WHAT THE EXERCISE ASKS
Repeat each entry in the data, exactly.

PROVIDED DATA

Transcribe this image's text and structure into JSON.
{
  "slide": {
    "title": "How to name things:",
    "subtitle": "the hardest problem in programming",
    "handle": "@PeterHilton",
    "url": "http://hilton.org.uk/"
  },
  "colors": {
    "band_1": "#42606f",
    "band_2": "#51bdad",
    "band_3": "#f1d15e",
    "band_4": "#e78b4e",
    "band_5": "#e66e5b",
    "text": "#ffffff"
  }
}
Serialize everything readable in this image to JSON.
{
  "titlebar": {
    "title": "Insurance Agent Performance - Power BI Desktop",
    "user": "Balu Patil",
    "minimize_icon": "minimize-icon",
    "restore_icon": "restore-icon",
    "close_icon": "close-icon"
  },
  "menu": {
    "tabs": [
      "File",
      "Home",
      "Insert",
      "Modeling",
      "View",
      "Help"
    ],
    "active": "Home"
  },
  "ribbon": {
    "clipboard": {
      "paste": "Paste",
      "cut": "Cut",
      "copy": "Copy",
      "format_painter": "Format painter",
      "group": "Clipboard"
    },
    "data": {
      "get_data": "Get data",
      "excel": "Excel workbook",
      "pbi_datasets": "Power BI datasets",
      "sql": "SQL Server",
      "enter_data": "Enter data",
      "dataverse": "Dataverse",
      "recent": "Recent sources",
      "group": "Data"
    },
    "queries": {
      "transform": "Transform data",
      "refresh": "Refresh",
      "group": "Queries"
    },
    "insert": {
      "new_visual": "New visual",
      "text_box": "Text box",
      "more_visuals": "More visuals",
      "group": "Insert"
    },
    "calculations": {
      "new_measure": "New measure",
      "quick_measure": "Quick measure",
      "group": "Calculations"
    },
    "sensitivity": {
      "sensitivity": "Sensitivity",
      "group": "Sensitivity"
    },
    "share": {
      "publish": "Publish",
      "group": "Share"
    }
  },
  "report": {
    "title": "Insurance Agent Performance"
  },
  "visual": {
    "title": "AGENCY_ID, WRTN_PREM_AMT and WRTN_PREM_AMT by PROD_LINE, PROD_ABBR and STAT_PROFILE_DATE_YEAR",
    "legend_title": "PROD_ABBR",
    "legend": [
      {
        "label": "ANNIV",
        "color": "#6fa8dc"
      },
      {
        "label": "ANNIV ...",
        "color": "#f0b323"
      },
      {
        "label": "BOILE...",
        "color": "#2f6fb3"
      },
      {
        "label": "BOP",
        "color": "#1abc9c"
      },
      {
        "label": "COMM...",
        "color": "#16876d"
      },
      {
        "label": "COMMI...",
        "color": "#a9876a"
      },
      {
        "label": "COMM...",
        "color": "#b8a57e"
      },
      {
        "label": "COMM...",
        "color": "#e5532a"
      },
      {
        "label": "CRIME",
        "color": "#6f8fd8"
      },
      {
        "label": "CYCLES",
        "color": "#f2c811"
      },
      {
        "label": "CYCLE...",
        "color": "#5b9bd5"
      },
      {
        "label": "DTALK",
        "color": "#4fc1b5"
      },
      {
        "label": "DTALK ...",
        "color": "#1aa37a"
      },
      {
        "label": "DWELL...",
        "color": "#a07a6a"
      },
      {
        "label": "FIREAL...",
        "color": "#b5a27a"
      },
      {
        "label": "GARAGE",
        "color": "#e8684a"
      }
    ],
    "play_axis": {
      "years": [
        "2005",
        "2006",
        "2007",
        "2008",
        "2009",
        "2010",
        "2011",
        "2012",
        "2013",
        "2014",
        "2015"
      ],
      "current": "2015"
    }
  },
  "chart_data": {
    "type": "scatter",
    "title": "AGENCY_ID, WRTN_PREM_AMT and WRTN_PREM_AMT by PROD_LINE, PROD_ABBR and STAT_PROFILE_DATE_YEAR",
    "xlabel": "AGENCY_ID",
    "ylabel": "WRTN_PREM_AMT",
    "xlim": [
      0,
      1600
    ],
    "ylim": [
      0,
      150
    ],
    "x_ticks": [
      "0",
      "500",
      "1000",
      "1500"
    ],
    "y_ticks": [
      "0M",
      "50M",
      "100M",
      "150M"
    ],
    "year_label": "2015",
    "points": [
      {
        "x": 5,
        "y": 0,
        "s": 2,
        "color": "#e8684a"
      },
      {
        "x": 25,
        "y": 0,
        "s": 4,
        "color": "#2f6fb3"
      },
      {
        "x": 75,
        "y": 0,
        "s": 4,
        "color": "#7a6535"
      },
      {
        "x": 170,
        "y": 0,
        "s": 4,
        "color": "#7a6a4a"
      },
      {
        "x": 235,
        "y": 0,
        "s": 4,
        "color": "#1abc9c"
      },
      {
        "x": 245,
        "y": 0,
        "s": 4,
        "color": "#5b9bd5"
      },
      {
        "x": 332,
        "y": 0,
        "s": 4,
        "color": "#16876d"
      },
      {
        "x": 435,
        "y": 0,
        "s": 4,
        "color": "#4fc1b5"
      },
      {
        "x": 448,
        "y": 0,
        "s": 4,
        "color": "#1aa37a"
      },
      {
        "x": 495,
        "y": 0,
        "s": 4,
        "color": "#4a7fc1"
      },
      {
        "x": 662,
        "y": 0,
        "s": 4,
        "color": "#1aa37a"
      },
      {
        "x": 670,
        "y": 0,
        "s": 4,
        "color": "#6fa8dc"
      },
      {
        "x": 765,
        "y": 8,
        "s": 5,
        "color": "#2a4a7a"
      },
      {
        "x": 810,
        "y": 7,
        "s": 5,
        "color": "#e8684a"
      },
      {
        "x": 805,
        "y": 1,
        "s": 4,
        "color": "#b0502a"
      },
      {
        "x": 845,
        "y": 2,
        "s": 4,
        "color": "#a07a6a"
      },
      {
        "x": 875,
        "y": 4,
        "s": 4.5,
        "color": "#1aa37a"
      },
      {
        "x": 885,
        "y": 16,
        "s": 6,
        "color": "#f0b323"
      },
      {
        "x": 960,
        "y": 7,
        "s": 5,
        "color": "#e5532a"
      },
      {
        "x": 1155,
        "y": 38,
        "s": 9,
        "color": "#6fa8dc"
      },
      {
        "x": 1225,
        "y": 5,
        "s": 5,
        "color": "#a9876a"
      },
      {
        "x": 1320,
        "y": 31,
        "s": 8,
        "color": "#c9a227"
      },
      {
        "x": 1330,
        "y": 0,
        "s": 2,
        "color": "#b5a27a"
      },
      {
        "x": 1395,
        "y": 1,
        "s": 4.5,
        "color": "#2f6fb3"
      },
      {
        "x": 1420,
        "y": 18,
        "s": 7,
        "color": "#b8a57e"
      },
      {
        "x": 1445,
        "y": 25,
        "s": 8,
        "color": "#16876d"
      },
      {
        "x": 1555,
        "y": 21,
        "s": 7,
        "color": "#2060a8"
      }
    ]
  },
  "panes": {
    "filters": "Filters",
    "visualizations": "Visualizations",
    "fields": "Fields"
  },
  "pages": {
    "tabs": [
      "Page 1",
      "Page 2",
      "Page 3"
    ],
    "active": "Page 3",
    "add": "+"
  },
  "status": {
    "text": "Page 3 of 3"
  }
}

SOLVED PROBLEM
Transcribe this image's text and structure into JSON.
{
  "slide": {
    "title": "How to name things:",
    "subtitle": "the hardest problem in programming",
    "handle": "@PeterHilton",
    "url": "http://hilton.org.uk/"
  },
  "colors": {
    "band_1": "#42606f",
    "band_2": "#51bdad",
    "band_3": "#f1d15e",
    "band_4": "#e78b4e",
    "band_5": "#e66e5b",
    "text": "#ffffff"
  }
}
Serialize everything readable in this image to JSON.
{
  "titlebar": {
    "title": "Insurance Agent Performance - Power BI Desktop",
    "user": "Balu Patil",
    "minimize_icon": "minimize-icon",
    "restore_icon": "restore-icon",
    "close_icon": "close-icon"
  },
  "menu": {
    "tabs": [
      "File",
      "Home",
      "Insert",
      "Modeling",
      "View",
      "Help"
    ],
    "active": "Home"
  },
  "ribbon": {
    "clipboard": {
      "paste": "Paste",
      "cut": "Cut",
      "copy": "Copy",
      "format_painter": "Format painter",
      "group": "Clipboard"
    },
    "data": {
      "get_data": "Get data",
      "excel": "Excel workbook",
      "pbi_datasets": "Power BI datasets",
      "sql": "SQL Server",
      "enter_data": "Enter data",
      "dataverse": "Dataverse",
      "recent": "Recent sources",
      "group": "Data"
    },
    "queries": {
      "transform": "Transform data",
      "refresh": "Refresh",
      "group": "Queries"
    },
    "insert": {
      "new_visual": "New visual",
      "text_box": "Text box",
      "more_visuals": "More visuals",
      "group": "Insert"
    },
    "calculations": {
      "new_measure": "New measure",
      "quick_measure": "Quick measure",
      "group": "Calculations"
    },
    "sensitivity": {
      "sensitivity": "Sensitivity",
      "group": "Sensitivity"
    },
    "share": {
      "publish": "Publish",
      "group": "Share"
    }
  },
  "report": {
    "title": "Insurance Agent Performance"
  },
  "visual": {
    "title": "AGENCY_ID, WRTN_PREM_AMT and WRTN_PREM_AMT by PROD_LINE, PROD_ABBR and STAT_PROFILE_DATE_YEAR",
    "legend_title": "PROD_ABBR",
    "legend": [
      {
        "label": "ANNIV",
        "color": "#6fa8dc"
      },
      {
        "label": "ANNIV ...",
        "color": "#f0b323"
      },
      {
        "label": "BOILE...",
        "color": "#2f6fb3"
      },
      {
        "label": "BOP",
        "color": "#1abc9c"
      },
      {
        "label": "COMM...",
        "color": "#16876d"
      },
      {
        "label": "COMMI...",
        "color": "#a9876a"
      },
      {
        "label": "COMM...",
        "color": "#b8a57e"
      },
      {
        "label": "COMM...",
        "color": "#e5532a"
      },
      {
        "label": "CRIME",
        "color": "#6f8fd8"
      },
      {
        "label": "CYCLES",
        "color": "#f2c811"
      },
      {
        "label": "CYCLE...",
        "color": "#5b9bd5"
      },
      {
        "label": "DTALK",
        "color": "#4fc1b5"
      },
      {
        "label": "DTALK ...",
        "color": "#1aa37a"
      },
      {
        "label": "DWELL...",
        "color": "#a07a6a"
      },
      {
        "label": "FIREAL...",
        "color": "#b5a27a"
      },
      {
        "label": "GARAGE",
        "color": "#e8684a"
      }
    ],
    "play_axis": {
      "years": [
        "2005",
        "2006",
        "2007",
        "2008",
        "2009",
        "2010",
        "2011",
        "2012",
        "2013",
        "2014",
        "2015"
      ],
      "current": "2015"
    }
  },
  "chart_data": {
    "type": "scatter",
    "title": "AGENCY_ID, WRTN_PREM_AMT and WRTN_PREM_AMT by PROD_LINE, PROD_ABBR and STAT_PROFILE_DATE_YEAR",
    "xlabel": "AGENCY_ID",
    "ylabel": "WRTN_PREM_AMT",
    "xlim": [
      0,
      1600
    ],
    "ylim": [
      0,
      150
    ],
    "x_ticks": [
      "0",
      "500",
      "1000",
      "1500"
    ],
    "y_ticks": [
      "0M",
      "50M",
      "100M",
      "150M"
    ],
    "year_label": "2015",
    "points": [
      {
        "x": 5,
        "y": 0,
        "s": 2,
        "color": "#e8684a"
      },
      {
        "x": 25,
        "y": 0,
        "s": 4,
        "color": "#2f6fb3"
      },
      {
        "x": 75,
        "y": 0,
        "s": 4,
        "color": "#7a6535"
      },
      {
        "x": 170,
        "y": 0,
        "s": 4,
        "color": "#7a6a4a"
      },
      {
        "x": 235,
        "y": 0,
        "s": 4,
        "color": "#1abc9c"
      },
      {
        "x": 245,
        "y": 0,
        "s": 4,
        "color": "#5b9bd5"
      },
      {
        "x": 332,
        "y": 0,
        "s": 4,
        "color": "#16876d"
      },
      {
        "x": 435,
        "y": 0,
        "s": 4,
        "color": "#4fc1b5"
      },
      {
        "x": 448,
        "y": 0,
        "s": 4,
        "color": "#1aa37a"
      },
      {
        "x": 495,
        "y": 0,
        "s": 4,
        "color": "#4a7fc1"
      },
      {
        "x": 662,
        "y": 0,
        "s": 4,
        "color": "#1aa37a"
      },
      {
        "x": 670,
        "y": 0,
        "s": 4,
        "color": "#6fa8dc"
      },
      {
        "x": 765,
        "y": 8,
        "s": 5,
        "color": "#2a4a7a"
      },
      {
        "x": 810,
        "y": 7,
        "s": 5,
        "color": "#e8684a"
      },
      {
        "x": 805,
        "y": 1,
        "s": 4,
        "color": "#b0502a"
      },
      {
        "x": 845,
        "y": 2,
        "s": 4,
        "color": "#a07a6a"
      },
      {
        "x": 875,
        "y": 4,
        "s": 4.5,
        "color": "#1aa37a"
      },
      {
        "x": 885,
        "y": 16,
        "s": 6,
        "color": "#f0b323"
      },
      {
        "x": 960,
        "y": 7,
        "s": 5,
        "color": "#e5532a"
      },
      {
        "x": 1155,
        "y": 38,
        "s": 9,
        "color": "#6fa8dc"
      },
      {
        "x": 1225,
        "y": 5,
        "s": 5,
        "color": "#a9876a"
      },
      {
        "x": 1320,
        "y": 31,
        "s": 8,
        "color": "#c9a227"
      },
      {
        "x": 1330,
        "y": 0,
        "s": 2,
        "color": "#b5a27a"
      },
      {
        "x": 1395,
        "y": 1,
        "s": 4.5,
        "color": "#2f6fb3"
      },
      {
        "x": 1420,
        "y": 18,
        "s": 7,
        "color": "#b8a57e"
      },
      {
        "x": 1445,
        "y": 25,
        "s": 8,
        "color": "#16876d"
      },
      {
        "x": 1555,
        "y": 21,
        "s": 7,
        "color": "#2060a8"
      }
    ]
  },
  "panes": {
    "filters": "Filters",
    "visualizations": "Visualizations",
    "fields": "Fields"
  },
  "pages": {
    "tabs": [
      "Page 1",
      "Page 2",
      "Page 3"
    ],
    "active": "Page 3",
    "add": "+"
  },
  "status": {
    "text": "Page 3 of 3"
  }
}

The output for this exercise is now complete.